Segment Start: Records for the exercise

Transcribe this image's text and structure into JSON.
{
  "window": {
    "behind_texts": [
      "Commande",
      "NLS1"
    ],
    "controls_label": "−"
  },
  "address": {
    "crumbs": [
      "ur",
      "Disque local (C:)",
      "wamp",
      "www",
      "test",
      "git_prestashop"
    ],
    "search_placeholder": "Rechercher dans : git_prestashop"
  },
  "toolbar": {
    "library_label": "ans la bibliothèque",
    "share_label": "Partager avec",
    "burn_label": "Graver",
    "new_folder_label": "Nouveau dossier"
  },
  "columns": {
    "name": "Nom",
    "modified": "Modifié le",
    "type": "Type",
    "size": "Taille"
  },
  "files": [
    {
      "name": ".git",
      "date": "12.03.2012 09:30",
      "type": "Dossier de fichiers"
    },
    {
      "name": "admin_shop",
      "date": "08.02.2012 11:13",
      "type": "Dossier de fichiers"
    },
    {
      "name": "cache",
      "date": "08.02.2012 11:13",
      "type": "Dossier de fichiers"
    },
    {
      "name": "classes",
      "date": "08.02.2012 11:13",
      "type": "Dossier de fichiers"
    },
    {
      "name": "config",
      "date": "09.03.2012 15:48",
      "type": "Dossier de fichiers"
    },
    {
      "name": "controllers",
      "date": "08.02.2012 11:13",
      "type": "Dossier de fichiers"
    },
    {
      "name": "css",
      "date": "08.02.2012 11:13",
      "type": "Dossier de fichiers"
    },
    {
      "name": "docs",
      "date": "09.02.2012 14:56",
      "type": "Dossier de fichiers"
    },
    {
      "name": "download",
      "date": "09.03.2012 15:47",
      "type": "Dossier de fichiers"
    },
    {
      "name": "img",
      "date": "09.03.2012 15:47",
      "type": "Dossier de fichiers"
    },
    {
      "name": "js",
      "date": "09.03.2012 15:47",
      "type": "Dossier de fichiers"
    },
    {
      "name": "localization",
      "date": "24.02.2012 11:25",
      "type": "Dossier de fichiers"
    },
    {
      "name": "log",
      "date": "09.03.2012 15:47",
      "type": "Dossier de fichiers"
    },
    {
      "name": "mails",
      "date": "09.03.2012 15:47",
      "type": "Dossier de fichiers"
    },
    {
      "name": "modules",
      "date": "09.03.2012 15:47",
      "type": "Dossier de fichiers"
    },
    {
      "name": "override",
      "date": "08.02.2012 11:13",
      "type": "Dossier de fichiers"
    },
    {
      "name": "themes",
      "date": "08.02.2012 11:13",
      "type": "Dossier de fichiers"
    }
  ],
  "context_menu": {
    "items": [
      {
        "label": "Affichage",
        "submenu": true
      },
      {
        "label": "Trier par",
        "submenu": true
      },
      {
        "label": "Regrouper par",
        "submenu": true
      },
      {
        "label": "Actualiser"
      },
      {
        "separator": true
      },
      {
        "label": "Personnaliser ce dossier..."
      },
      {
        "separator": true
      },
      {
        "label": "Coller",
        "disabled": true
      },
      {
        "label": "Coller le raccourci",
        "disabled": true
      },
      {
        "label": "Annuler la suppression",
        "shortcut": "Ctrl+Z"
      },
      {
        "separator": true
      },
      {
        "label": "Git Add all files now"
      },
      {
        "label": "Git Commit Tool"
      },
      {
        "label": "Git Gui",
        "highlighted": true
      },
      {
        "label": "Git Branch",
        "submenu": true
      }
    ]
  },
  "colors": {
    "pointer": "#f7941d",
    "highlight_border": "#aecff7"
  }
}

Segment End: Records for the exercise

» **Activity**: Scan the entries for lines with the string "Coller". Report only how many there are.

» **Exercise response**: 2